In Ex Parte Levitt, the Supreme Court denied standing to a pro se litigant making esoteric claims against the appointment of Justice Hugo Black. The Court’s short opinion is now an unremarkable mainstay of modern federal courts doctrine. But the case merits closer examination. Indeed, Levitt’s challenge was probably meritorious, and Hugo Black’s appointment unconstitutional. Moreover, the Court’s standing analysis was probably wrong – though there might have been other reasons to deny the challenge.

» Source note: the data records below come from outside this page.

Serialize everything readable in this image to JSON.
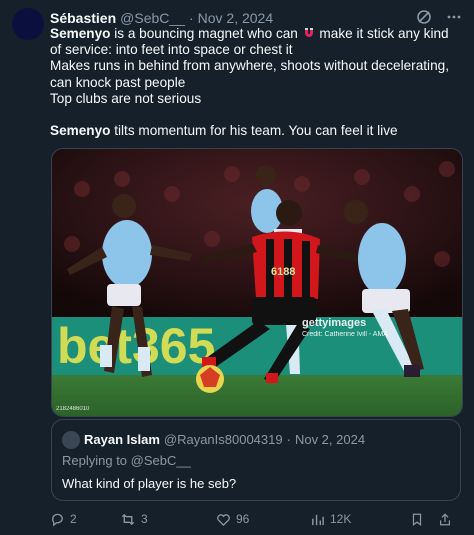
{
  "tweet": {
    "author_name": "Sébastien",
    "handle": "@SebC__",
    "separator": "·",
    "date": "Nov 2, 2024",
    "line1_bold": "Semenyo",
    "line1_rest": " is a bouncing magnet who can ",
    "line1_after": " make it stick any kind of service: into feet into space or chest it",
    "line2": "Makes runs in behind from anywhere, shoots without decelerating, can knock past people",
    "line3": "Top clubs are not serious",
    "line4_bold": "Semenyo",
    "line4_rest": " tilts momentum for his team. You can feel it live"
  },
  "media": {
    "watermark_brand": "gettyimages",
    "watermark_credit": "Credit: Catherine Ivill - AMA",
    "image_id": "2182486010",
    "board_text": "bet365",
    "shirt_number_front": "6188"
  },
  "quote": {
    "author_name": "Rayan Islam",
    "handle": "@RayanIs80004319",
    "separator": "·",
    "date": "Nov 2, 2024",
    "replying_to": "Replying to @SebC__",
    "text": "What kind of player is he seb?"
  },
  "actions": {
    "replies": "2",
    "retweets": "3",
    "likes": "96",
    "views": "12K"
  },
  "colors": {
    "background": "#15202b",
    "muted": "#8b98a5",
    "border": "#38444d"
  }
}
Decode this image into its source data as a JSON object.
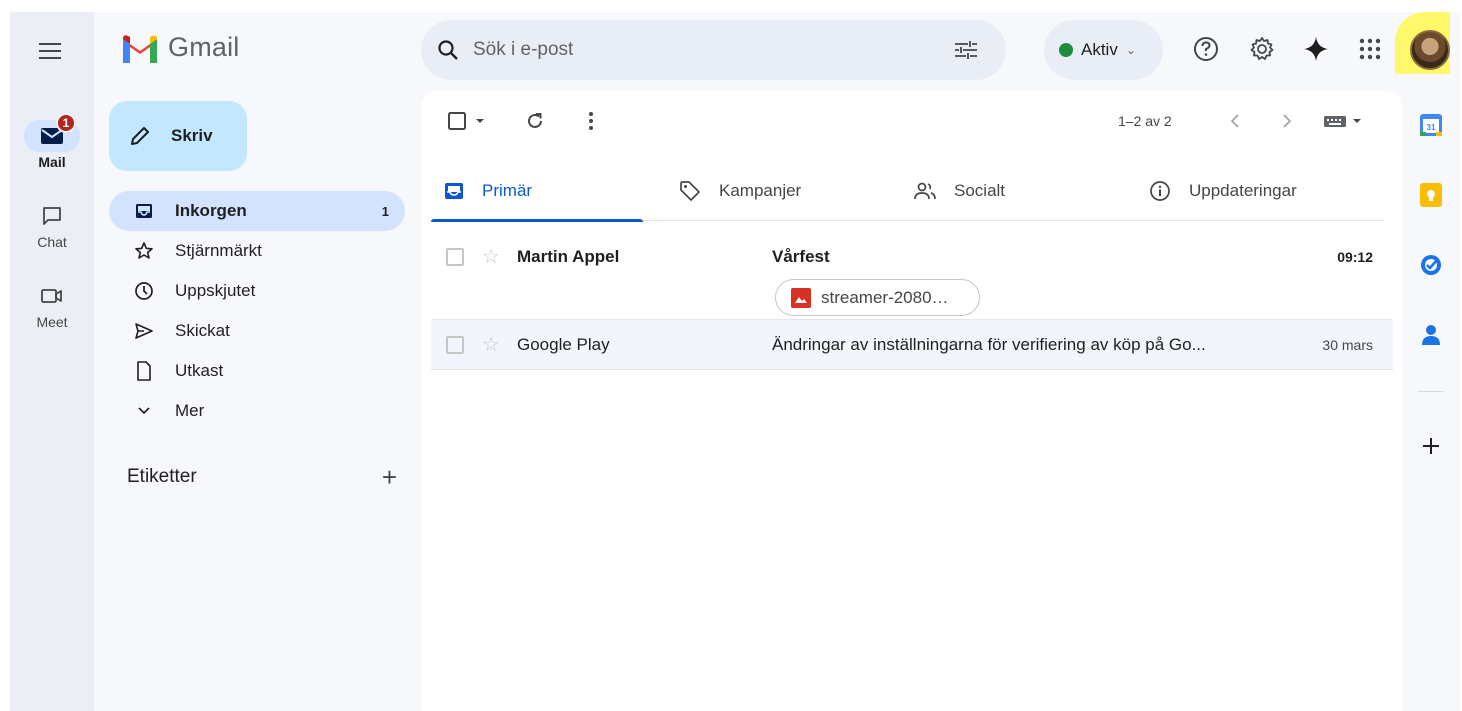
{
  "rail": {
    "items": [
      {
        "label": "Mail",
        "badge": "1"
      },
      {
        "label": "Chat"
      },
      {
        "label": "Meet"
      }
    ]
  },
  "app": {
    "name": "Gmail"
  },
  "compose": {
    "label": "Skriv"
  },
  "nav": {
    "items": [
      {
        "label": "Inkorgen",
        "count": "1"
      },
      {
        "label": "Stjärnmärkt"
      },
      {
        "label": "Uppskjutet"
      },
      {
        "label": "Skickat"
      },
      {
        "label": "Utkast"
      },
      {
        "label": "Mer"
      }
    ]
  },
  "labels": {
    "title": "Etiketter"
  },
  "search": {
    "placeholder": "Sök i e-post"
  },
  "status": {
    "label": "Aktiv",
    "color": "#1e8e3e"
  },
  "toolbar": {
    "pager": "1–2 av 2"
  },
  "tabs": [
    {
      "label": "Primär"
    },
    {
      "label": "Kampanjer"
    },
    {
      "label": "Socialt"
    },
    {
      "label": "Uppdateringar"
    }
  ],
  "emails": [
    {
      "sender": "Martin Appel",
      "subject": "Vårfest",
      "time": "09:12",
      "attachment": "streamer-2080…"
    },
    {
      "sender": "Google Play",
      "subject": "Ändringar av inställningarna för verifiering av köp på Go...",
      "time": "30 mars"
    }
  ],
  "colors": {
    "accent": "#0b57d0",
    "compose": "#c2e7ff",
    "active_nav": "#d3e3fd",
    "badge": "#b3261e"
  }
}
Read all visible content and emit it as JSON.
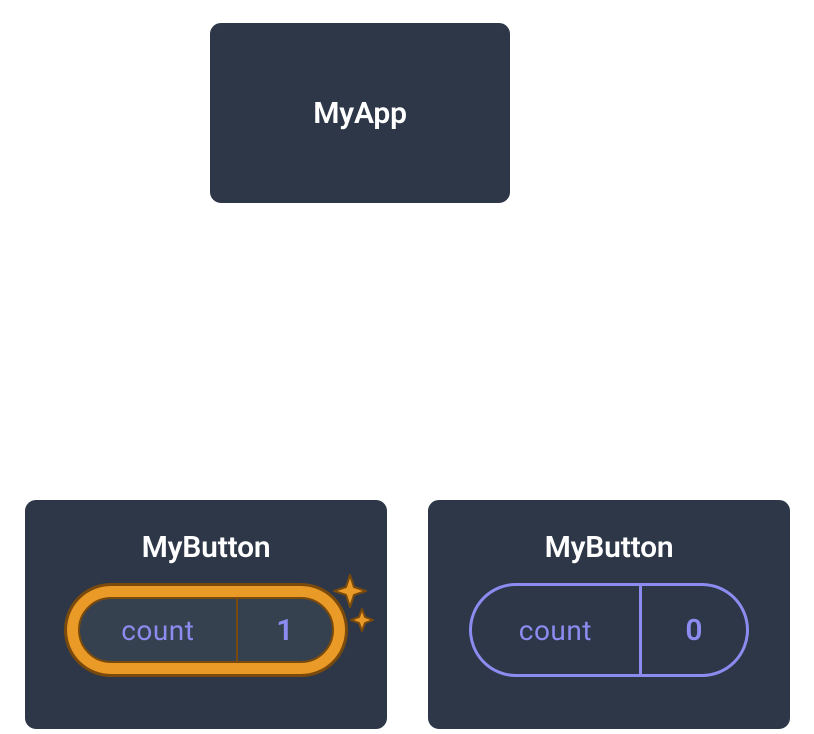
{
  "tree": {
    "root": {
      "label": "MyApp"
    },
    "children": [
      {
        "label": "MyButton",
        "state": {
          "name": "count",
          "value": "1"
        },
        "highlighted": true
      },
      {
        "label": "MyButton",
        "state": {
          "name": "count",
          "value": "0"
        },
        "highlighted": false
      }
    ]
  },
  "colors": {
    "node_bg": "#2d3748",
    "node_border": "#ffffff",
    "pill_outline": "#8c8cf0",
    "pill_gold": "#e99a27",
    "pill_gold_dark": "#7a4a0c"
  }
}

And finally, the case’s aftermath raises intriguing questions about the Supreme Court’s role in politics and constitutional law.
Sunday, March 24, 2019
Baude on a Challenge to Justice Hugo Black's Appointment
William Baude, University of Chicago Law School, has posted Ex parte Levitt, which is forthcoming in the Texas Law Review 98 (2019):